# [Your goal]
For the entries below, say how many lines hold the word "upscaler", with the number as the only reply.

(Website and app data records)
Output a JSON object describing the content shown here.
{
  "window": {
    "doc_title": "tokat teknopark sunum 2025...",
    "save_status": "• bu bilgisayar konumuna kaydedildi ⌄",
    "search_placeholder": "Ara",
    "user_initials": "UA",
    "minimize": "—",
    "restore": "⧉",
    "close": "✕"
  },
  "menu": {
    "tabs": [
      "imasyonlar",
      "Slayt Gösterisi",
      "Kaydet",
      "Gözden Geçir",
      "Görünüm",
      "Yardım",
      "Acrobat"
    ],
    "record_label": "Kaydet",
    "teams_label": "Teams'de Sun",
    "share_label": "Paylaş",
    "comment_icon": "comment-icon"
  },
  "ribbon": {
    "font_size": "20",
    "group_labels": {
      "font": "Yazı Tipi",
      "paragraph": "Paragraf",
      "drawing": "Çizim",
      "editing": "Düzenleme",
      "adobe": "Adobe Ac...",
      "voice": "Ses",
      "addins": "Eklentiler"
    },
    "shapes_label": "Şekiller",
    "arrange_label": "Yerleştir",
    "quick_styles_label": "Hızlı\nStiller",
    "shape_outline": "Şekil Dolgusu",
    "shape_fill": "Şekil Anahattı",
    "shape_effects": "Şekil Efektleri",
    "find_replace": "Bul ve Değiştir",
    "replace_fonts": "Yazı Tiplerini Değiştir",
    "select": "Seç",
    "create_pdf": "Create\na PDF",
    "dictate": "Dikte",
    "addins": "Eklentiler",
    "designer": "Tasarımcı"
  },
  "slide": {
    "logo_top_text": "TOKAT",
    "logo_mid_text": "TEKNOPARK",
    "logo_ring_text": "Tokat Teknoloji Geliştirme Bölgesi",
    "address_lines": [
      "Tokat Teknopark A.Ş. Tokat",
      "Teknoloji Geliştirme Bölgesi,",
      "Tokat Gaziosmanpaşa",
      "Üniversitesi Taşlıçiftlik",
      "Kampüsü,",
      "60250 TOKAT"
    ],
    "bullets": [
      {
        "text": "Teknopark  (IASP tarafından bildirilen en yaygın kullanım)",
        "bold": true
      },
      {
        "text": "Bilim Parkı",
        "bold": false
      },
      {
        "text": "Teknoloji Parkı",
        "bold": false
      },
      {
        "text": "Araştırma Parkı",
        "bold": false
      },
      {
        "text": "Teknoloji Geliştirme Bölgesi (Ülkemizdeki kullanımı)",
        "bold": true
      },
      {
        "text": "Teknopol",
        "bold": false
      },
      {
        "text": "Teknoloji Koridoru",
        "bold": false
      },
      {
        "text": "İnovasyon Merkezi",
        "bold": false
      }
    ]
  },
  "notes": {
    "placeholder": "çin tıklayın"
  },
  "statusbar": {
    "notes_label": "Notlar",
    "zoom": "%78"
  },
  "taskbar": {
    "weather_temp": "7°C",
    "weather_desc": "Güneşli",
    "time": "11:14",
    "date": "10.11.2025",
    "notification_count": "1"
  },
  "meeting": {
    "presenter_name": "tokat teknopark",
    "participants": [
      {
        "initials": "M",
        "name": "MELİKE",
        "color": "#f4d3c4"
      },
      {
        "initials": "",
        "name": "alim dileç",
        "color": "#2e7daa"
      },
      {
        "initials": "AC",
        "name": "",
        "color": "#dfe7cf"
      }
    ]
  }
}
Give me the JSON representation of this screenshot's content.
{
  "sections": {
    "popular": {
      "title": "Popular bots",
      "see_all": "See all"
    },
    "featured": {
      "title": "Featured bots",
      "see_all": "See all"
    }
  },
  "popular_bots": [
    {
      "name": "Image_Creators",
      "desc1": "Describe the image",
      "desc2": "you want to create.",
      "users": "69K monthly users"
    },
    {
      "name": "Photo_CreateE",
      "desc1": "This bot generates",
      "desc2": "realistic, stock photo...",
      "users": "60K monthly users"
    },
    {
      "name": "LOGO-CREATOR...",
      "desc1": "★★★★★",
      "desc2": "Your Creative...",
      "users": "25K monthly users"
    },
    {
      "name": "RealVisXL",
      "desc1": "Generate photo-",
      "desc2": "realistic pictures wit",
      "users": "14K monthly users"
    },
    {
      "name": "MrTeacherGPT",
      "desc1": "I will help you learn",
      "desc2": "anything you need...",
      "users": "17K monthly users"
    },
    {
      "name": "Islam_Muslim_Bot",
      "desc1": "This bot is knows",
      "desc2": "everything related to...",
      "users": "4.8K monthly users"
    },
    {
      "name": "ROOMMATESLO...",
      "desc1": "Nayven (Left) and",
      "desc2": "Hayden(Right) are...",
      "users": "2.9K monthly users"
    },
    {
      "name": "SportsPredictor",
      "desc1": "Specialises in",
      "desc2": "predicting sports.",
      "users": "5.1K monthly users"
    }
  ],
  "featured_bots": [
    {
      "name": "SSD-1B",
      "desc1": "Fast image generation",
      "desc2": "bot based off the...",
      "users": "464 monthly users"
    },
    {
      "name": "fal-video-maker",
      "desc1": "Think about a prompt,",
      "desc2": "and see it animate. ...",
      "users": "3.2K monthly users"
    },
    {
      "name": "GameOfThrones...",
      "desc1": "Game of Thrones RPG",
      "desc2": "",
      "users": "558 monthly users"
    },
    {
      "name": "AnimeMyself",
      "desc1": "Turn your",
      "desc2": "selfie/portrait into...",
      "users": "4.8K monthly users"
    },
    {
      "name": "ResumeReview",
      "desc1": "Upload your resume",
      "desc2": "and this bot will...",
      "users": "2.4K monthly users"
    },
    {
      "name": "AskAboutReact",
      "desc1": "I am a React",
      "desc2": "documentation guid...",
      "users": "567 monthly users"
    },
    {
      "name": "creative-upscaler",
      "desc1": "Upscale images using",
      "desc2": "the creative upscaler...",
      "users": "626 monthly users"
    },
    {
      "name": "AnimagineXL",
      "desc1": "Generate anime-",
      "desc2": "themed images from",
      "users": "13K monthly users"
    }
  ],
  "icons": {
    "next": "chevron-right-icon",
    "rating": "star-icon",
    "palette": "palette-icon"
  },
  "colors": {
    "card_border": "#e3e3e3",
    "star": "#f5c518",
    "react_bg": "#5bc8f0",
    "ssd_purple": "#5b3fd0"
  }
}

# [Output of the task]
2